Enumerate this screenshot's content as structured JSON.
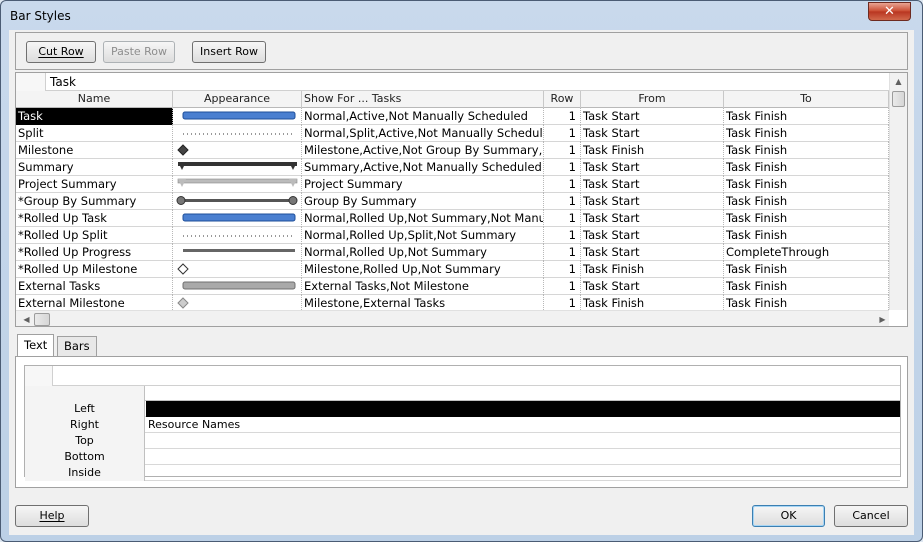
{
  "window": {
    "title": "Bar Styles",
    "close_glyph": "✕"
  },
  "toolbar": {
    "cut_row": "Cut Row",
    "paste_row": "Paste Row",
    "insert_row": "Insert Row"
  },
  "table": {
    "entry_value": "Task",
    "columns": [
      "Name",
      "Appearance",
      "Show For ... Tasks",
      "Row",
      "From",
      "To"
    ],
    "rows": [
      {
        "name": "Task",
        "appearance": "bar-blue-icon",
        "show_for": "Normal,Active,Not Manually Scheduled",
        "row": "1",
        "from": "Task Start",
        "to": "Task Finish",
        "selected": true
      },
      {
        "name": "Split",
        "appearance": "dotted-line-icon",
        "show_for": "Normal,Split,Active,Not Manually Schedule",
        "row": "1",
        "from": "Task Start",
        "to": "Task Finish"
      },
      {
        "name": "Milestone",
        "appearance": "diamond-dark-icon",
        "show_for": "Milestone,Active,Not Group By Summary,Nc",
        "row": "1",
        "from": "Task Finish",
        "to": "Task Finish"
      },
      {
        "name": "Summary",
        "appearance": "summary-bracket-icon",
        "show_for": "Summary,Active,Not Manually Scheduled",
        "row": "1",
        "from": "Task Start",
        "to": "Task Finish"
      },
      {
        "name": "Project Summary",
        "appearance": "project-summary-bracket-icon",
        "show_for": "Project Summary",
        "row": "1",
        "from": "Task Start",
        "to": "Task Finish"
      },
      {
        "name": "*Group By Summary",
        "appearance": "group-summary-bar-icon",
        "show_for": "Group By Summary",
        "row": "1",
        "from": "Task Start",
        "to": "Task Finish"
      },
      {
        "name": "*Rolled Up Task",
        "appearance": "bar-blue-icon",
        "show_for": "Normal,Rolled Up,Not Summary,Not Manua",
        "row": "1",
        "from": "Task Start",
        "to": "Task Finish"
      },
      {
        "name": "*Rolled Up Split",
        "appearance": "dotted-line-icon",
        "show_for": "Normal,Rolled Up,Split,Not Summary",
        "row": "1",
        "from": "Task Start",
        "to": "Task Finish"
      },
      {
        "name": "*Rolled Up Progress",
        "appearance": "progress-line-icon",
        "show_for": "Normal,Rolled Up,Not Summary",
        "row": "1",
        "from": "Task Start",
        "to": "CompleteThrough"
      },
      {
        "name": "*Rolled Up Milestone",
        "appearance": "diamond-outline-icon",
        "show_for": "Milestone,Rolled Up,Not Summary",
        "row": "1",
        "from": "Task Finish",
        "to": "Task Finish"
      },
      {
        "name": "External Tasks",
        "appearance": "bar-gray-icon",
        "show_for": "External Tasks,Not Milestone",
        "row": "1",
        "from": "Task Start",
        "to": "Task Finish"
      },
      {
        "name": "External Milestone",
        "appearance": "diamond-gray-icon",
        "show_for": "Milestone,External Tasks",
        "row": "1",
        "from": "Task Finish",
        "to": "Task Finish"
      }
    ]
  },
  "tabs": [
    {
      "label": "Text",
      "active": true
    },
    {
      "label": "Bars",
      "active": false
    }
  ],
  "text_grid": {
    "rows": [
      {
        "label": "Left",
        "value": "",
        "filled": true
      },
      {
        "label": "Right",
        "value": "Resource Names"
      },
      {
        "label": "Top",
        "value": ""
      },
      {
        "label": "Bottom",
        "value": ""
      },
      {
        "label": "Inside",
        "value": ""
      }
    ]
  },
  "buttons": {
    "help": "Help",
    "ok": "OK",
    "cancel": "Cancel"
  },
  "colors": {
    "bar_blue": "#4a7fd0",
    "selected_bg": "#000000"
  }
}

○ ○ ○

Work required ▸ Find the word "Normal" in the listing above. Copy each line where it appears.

Written response ▸
        "show_for": "Normal,Active,Not Manually Scheduled",
        "show_for": "Normal,Split,Active,Not Manually Schedule",
        "show_for": "Normal,Rolled Up,Not Summary,Not Manua",
        "show_for": "Normal,Rolled Up,Split,Not Summary",
        "show_for": "Normal,Rolled Up,Not Summary",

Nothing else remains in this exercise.